DNA repair gene XRCC1 polymorphisms and bladder cancer risk.
Sak SC., Barrett JH., Paul AB., Bishop DT., Kiltie AE.
BACKGROUND: Cigarette smoking and chemical occupational exposure are the main known risk factors for bladder transitional cell carcinoma (TCC). Oxidative DNA damage induced by carcinogens present in these exposures requires accurate base excision repair (BER). The XRCC1 protein plays a crucial role in BER by acting as a scaffold for other BER enzymes. Variants in the XRCC1 gene might alter protein structure or function or create alternatively spliced proteins which may influence BER efficiency and hence affect individual susceptibility to bladder cancer. Recent epidemiological studies have shown inconsistent associations between these polymorphisms and bladder cancer. To clarify the situation, we conducted a comprehensive analysis of 14 XRCC1 polymorphisms in a case-control study involving more than 1100 subjects. RESULTS: We found no evidence of an association between any of the 14 XRCC1 polymorphisms and bladder cancer risk.

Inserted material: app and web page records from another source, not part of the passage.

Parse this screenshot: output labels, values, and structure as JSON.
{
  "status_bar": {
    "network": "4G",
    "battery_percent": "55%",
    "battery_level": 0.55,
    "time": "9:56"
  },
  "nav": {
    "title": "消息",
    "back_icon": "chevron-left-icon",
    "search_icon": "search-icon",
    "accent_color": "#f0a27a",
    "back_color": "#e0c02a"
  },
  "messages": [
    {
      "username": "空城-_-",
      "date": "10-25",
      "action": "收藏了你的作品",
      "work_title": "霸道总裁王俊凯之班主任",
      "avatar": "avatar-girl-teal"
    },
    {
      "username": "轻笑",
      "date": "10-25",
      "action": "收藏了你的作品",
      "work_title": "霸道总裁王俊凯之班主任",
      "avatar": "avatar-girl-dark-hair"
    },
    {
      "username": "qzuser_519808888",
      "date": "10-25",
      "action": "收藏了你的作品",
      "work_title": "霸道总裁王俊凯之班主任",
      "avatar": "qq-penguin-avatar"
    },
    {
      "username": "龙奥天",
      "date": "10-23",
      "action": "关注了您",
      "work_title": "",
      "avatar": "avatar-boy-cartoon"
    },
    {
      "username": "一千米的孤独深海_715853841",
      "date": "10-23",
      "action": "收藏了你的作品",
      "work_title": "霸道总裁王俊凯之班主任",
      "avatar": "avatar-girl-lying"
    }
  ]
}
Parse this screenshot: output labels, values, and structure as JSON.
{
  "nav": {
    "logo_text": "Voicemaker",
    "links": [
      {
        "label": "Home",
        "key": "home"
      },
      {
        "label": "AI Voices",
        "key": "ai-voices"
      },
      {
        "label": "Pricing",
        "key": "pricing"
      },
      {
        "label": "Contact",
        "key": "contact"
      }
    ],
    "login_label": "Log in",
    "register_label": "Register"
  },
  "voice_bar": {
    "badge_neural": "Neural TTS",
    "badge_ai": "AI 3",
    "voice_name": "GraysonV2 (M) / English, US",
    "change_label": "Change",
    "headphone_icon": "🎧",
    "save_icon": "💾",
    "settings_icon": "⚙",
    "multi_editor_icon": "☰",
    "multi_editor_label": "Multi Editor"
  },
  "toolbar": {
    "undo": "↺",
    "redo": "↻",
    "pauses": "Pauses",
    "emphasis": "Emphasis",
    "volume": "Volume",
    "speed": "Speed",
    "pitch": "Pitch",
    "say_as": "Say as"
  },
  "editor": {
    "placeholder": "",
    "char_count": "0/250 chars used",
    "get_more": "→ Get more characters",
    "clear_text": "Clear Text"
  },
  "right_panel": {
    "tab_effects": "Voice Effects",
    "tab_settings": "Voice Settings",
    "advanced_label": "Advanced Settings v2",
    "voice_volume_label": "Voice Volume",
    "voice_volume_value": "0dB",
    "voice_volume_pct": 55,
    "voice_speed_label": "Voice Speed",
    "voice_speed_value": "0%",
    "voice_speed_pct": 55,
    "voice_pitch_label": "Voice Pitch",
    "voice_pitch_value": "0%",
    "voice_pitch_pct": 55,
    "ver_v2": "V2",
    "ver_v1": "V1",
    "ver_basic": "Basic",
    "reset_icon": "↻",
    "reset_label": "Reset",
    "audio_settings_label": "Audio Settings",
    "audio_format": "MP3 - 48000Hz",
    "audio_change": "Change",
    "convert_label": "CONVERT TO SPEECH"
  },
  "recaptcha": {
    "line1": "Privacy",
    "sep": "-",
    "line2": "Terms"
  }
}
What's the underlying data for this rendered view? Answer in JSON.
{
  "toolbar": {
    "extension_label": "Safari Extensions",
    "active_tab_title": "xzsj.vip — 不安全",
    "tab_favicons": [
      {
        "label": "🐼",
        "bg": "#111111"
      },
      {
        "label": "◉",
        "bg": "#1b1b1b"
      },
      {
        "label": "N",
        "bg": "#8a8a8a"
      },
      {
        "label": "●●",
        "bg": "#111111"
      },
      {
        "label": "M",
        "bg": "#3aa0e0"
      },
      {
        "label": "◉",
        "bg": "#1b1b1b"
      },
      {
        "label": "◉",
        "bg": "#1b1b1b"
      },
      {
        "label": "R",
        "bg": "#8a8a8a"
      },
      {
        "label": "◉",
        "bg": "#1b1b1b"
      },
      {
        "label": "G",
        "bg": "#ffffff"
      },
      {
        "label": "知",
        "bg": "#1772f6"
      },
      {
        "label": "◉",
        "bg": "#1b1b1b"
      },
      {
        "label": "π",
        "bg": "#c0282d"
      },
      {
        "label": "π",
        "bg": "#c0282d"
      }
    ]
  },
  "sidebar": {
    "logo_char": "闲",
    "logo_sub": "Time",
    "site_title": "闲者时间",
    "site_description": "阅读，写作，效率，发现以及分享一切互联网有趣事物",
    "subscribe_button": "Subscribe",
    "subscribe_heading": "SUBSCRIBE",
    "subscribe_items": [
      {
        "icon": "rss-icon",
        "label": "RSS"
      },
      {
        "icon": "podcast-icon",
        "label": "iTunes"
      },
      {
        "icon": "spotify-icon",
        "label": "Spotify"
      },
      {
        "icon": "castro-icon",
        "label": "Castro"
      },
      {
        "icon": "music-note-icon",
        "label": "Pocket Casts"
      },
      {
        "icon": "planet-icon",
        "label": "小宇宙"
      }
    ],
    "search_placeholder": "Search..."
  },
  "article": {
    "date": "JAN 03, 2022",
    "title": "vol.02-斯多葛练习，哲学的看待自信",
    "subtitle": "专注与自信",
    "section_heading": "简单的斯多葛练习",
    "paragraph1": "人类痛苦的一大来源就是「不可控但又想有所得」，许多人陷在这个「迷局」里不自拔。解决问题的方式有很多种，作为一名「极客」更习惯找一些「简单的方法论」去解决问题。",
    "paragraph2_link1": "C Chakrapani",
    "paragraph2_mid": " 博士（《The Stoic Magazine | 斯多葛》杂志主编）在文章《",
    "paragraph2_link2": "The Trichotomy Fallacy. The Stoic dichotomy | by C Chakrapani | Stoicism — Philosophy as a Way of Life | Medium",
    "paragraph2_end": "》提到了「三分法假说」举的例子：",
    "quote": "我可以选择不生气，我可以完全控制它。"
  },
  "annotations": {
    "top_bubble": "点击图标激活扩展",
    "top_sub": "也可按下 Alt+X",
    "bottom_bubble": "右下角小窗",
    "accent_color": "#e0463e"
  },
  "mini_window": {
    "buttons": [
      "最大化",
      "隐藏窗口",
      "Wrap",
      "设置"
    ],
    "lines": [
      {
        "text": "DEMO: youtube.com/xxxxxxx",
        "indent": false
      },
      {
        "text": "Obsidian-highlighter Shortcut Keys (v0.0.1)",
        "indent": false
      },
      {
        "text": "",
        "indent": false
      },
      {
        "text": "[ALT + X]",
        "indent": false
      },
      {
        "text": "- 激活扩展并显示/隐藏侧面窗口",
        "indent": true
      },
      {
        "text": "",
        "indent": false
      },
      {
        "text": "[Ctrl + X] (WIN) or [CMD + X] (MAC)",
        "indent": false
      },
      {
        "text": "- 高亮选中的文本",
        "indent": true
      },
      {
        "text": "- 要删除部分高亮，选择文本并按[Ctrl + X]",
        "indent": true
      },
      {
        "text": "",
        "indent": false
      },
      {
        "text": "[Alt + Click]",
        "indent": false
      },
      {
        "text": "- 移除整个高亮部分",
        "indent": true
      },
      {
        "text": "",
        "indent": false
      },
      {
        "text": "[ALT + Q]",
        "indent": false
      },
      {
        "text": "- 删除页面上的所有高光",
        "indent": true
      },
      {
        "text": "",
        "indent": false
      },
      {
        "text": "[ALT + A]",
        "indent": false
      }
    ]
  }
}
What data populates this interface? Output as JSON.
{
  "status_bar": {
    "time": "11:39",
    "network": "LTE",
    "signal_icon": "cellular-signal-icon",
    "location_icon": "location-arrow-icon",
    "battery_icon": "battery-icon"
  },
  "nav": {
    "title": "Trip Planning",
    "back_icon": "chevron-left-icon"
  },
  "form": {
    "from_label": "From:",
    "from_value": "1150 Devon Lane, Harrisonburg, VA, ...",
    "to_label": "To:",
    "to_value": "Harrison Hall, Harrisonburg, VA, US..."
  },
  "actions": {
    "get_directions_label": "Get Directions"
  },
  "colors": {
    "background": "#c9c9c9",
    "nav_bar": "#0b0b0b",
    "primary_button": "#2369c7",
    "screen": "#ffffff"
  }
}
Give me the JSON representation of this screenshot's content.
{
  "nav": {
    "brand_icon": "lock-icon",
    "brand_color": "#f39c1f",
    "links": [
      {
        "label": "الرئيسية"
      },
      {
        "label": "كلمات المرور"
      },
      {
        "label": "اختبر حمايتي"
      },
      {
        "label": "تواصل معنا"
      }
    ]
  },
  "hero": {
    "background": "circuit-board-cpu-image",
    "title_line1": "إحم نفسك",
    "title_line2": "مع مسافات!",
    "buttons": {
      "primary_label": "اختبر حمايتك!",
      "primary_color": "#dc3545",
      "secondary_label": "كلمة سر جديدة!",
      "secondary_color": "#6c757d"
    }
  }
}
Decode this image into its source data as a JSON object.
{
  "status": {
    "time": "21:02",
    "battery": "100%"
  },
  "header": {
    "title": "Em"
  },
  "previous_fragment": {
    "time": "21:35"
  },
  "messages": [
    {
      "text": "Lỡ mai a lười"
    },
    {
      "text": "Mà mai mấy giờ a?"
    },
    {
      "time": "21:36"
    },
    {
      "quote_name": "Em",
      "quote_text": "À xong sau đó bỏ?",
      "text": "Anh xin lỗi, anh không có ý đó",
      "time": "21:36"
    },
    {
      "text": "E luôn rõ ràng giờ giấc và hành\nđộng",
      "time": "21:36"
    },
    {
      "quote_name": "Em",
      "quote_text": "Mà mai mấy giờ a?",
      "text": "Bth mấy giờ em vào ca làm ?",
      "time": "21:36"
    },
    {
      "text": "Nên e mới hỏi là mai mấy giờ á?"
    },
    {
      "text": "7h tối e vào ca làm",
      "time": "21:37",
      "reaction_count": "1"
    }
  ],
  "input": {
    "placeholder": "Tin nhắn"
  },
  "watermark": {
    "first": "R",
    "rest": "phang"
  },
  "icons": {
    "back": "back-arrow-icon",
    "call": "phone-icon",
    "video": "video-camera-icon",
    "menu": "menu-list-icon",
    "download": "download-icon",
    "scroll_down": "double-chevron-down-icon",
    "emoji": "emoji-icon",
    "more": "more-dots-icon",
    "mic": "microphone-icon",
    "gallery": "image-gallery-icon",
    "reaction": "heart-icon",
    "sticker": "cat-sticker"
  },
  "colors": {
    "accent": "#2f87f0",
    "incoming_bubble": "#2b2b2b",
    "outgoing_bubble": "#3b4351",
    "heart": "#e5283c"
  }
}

However, we found carriage of the variant Arg280His allele to be marginally associated with increased bladder cancer risk compared to the wild-type genotype (adjusted odds ratio [95% confidence interval], 1.50 [0.98-2.28], p = 0.06). The association was stronger for current smokers such that individuals carrying the variant 280His allele had a two to three-fold increased risk of bladder cancer compared to those carrying the wildtype genotype (p = 0.09). However, the evidence for gene-environment interaction was not statistically significant (p = 0.45). CONCLUSION: We provide no evidence of an association between polymorphisms in XRCC1 and bladder cancer risk, although our study had only limited power to detect the association for low frequency variants, such as Arg280His.